Professor Ami Moyal, President of Afeka Academic College of Engineering in Tel Aviv, says that the Israeli educational system needs to implement competency-based education, focusing not only on the subject material that students are taught, but on the development of ‘soft skills’, or ‘vital skills’ as he calls them, such as critical thinking, multi-disciplinary teamwork, effective communication and self-learning.

These skills have been integrated as learning outcomes of the engineering educational process at Afeka, and Moyal states that they are crucial for developing excellent and relevant human capital that will contribute to the success of Israeli hi-tech, which is increasingly important in light of the current situation. “Engineers will play a key role in the country’s growth after the war,” says Moyal. “Our technological advantage and human capital are our most valuable resources and an essential part of our national resilience.”

The world is changing, Israeli education needs to catch up 

Moyal, who will be addressing The Jerusalem Post Annual Conference in New York on June 3, says that Afeka plans to utilize its experience and establish a national center to research, improve, and implement methodologies for competency-based education in conjunction with the "Economic Social Forum” and “Israel Rises.” “The world is changing,” says Moyal, “especially with the advent of AI, which emphasizes the importance of critical and creative thinking.” 

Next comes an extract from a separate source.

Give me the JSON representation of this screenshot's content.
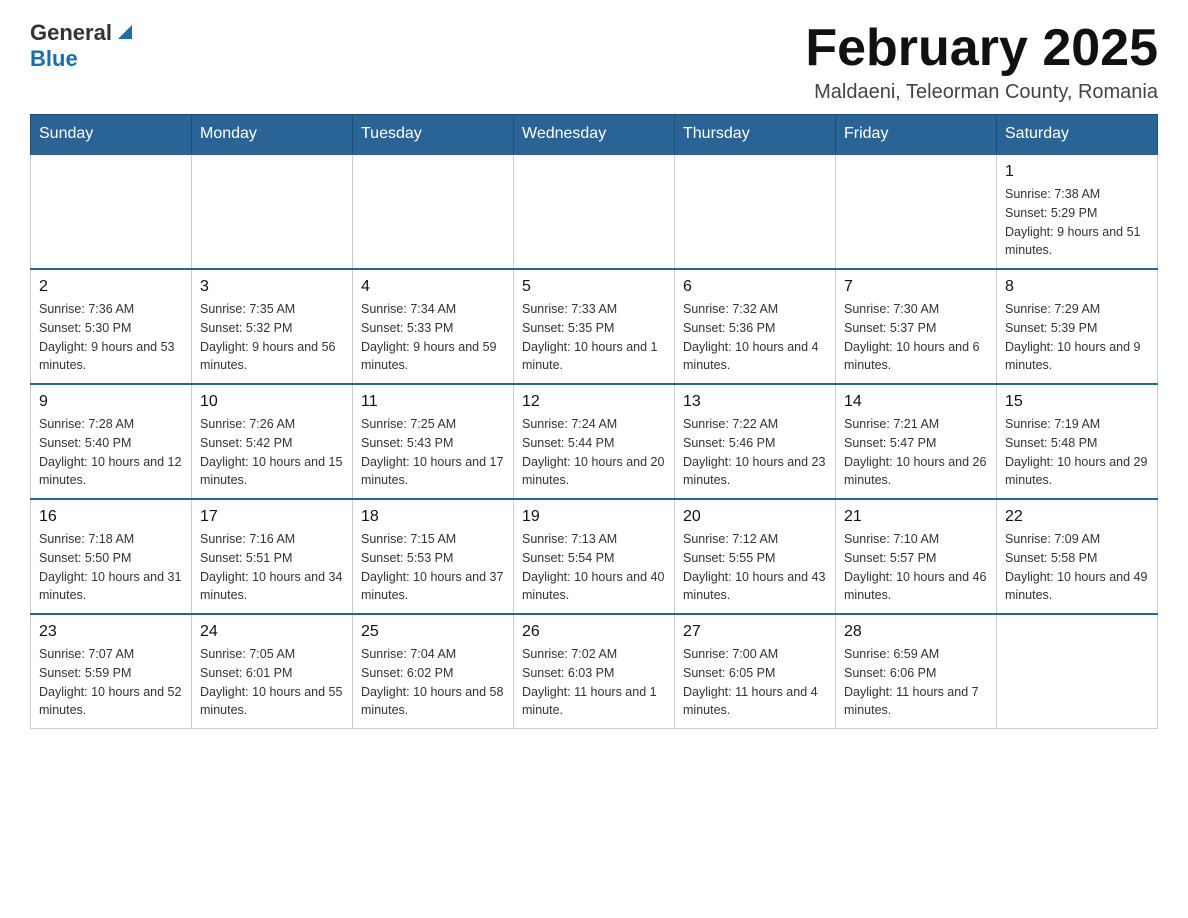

At the conference, Moyal will also discuss the difficulties inherent in managing an academic institution with some 1,400 students – 40% of the student body at Afeka – called to reserve duty during the war, the various support tools implemented, and the special emergency fund launched to assist them.